She also said Scotland has the lowest level of student debt in the UK at an average of £13,800 compared to more than £35,000 in England, £23,550 in Northern Ireland and £22,928 in Labour-held Wales.

This prompted the First Minister to say it should be the Labour Party apologising to students.

Leonard said the First Minister and the Scottish Government has not stood by its commitment to implement a minimum student income based on the living wage.

The Scottish Government commissioned an independent review on student support, which published its findings in 2017, along with a list of

recommendations including increasing the total amount paid to students to £8100 a year and increasing the salary threshold for repayments to £22,000.

He said: "Two years on, nothing has happened.
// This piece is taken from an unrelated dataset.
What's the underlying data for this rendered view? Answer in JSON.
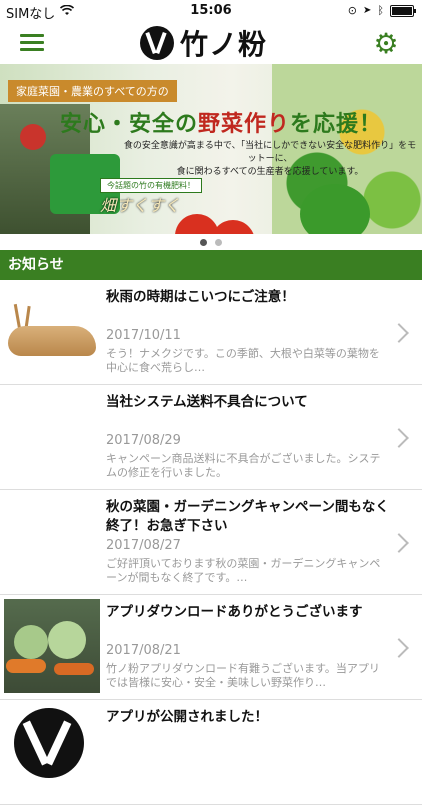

You are letting students down.
"How many generations of Scottish students have to go through university before this Government keeps any promise on support for student living?"

The First Minister took issue with the Labour leader's assertion that nothing had been done to implement the recommendations of the report - which were also supported by the Scottish Parliament.

She said Scottish students had the smallest increase in student loan debt across the UK.

She added: "I hope Richard Leonard is going to listen to the detail of this answer.

"The part I want to on to in detail is what Richard Leonard said about action taken following the student support review.

"This is the detail I would like him to pay attention to – firstly, we have begun to implement the income guarantee by increasing the bursary for care experienced students to £8100 a year."

She went on to list a number of measures taken by the Scottish Government, adding: "Richard Leonard may describe that as nothing but for students across the country it means more money in their pockets and I think they will welcome it warmly indeed."